Banc d’Arguin

Banc d'Arguin is a World Heritage Site and was established as a National Park in Mauritania in 1976. It is located on the western fringe of the Sahara, and accounts for more than one third of Mauritania’s entire coastline. It is one of the richest fishing grounds in the world, owing to the upwelling of cold, nutrient-rich waters.

The park’s has an area of 1,200,00 ha which includes marine, land areas and islands. The wetlands are composed of extensive, shallow marine areas, scattered islands, intertidal sand banks, mudflats, channels, creeks and mangrove forest. The mudflats support vast beds of seagrass housing mollusks and crustaceans and are important high-tide feeding or nursery areas for commercially-important deep sea fish.

Banc d’Arguin was designated a Ramsar Wetland of International Importance in 1982. The Park is home to 1500 fishermen and their families who use traditional fishing methods for a livelihood.

Large flocks of shorebirds forage at low tide and over two million flock to the park’s mudflats between September and March.. It is home to more than 40,000 pairs of nesting birds including several species of terns, cormorants, pink flamingos, endemic grey herons, endemic spoonbills, white pelicans, slender bill gulls.

Other notable fauna include a variety of marine mammals, marine turtles, and an endangered seal species. The marine life includes fishes, marine mammals and sea turtles, shellfish.

Salt tolerant grasses grow along the coast, and in the desert are typical Saharan plants, bushes and trees. Plants include more than 200 species.

Drought and poaching have almost eradicated the larger mammal species (Oryx, Gazelles, Ostriches). Desert rodents and reptiles are seasonal visitors. There is a small population of Dorcas Gazelles on Tidra Island.

Barc d’Arguin National Park was inscribed in 1989 as UNESCO World Heritage Site based on the following UNESO criteria:

1) an outstanding example representing significant on-going ecological and biological processes in the evolution and development of terrestrial, fresh water, coastal and marine ecosystems and communities of plants and animals.

2) contains the most important and significant natural habitats for in-situ conservation of biological diversity, including those containing threatened species of outstanding universal value from the point of view of science and conservation.

The Convention on Wetlands came into force for Mauritania on 22 February 1983. Mauritania presently has 3 sites designated as Wetlands of International Importance, with a surface area of 1,231,100 hectares: Banc d’Arguin,
Parc National du Diawling, and Chat Tboul.

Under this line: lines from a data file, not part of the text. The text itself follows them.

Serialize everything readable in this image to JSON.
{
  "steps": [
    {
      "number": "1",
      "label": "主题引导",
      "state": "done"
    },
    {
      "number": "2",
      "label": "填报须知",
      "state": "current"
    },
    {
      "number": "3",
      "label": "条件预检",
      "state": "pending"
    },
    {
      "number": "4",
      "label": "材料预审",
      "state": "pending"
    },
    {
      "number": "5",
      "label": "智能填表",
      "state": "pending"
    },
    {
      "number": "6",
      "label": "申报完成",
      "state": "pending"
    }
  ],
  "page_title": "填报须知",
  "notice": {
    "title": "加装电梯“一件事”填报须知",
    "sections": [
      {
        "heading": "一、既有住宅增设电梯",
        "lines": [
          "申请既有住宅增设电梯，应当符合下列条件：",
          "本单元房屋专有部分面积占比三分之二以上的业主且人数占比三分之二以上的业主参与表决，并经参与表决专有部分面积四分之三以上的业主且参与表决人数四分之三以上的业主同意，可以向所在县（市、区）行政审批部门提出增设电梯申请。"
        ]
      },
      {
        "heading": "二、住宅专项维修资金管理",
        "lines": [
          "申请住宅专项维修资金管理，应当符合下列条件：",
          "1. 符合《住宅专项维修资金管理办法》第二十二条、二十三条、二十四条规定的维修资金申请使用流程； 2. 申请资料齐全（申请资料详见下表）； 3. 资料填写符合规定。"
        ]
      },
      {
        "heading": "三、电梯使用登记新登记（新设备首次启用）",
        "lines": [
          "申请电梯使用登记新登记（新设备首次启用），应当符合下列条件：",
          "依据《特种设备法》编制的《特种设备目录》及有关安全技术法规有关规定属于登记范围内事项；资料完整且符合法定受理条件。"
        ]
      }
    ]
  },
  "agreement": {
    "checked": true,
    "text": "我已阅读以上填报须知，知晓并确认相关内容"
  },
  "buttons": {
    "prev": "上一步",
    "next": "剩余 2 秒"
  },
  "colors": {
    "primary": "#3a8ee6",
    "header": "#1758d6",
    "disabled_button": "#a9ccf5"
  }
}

Ramsar site no. 250.

Reference: http://www.ramsar.org/profile/profiles_mauritania.htm

photo: http://www.mauritania-today.com/anglais/tourism/banc-d-arguin/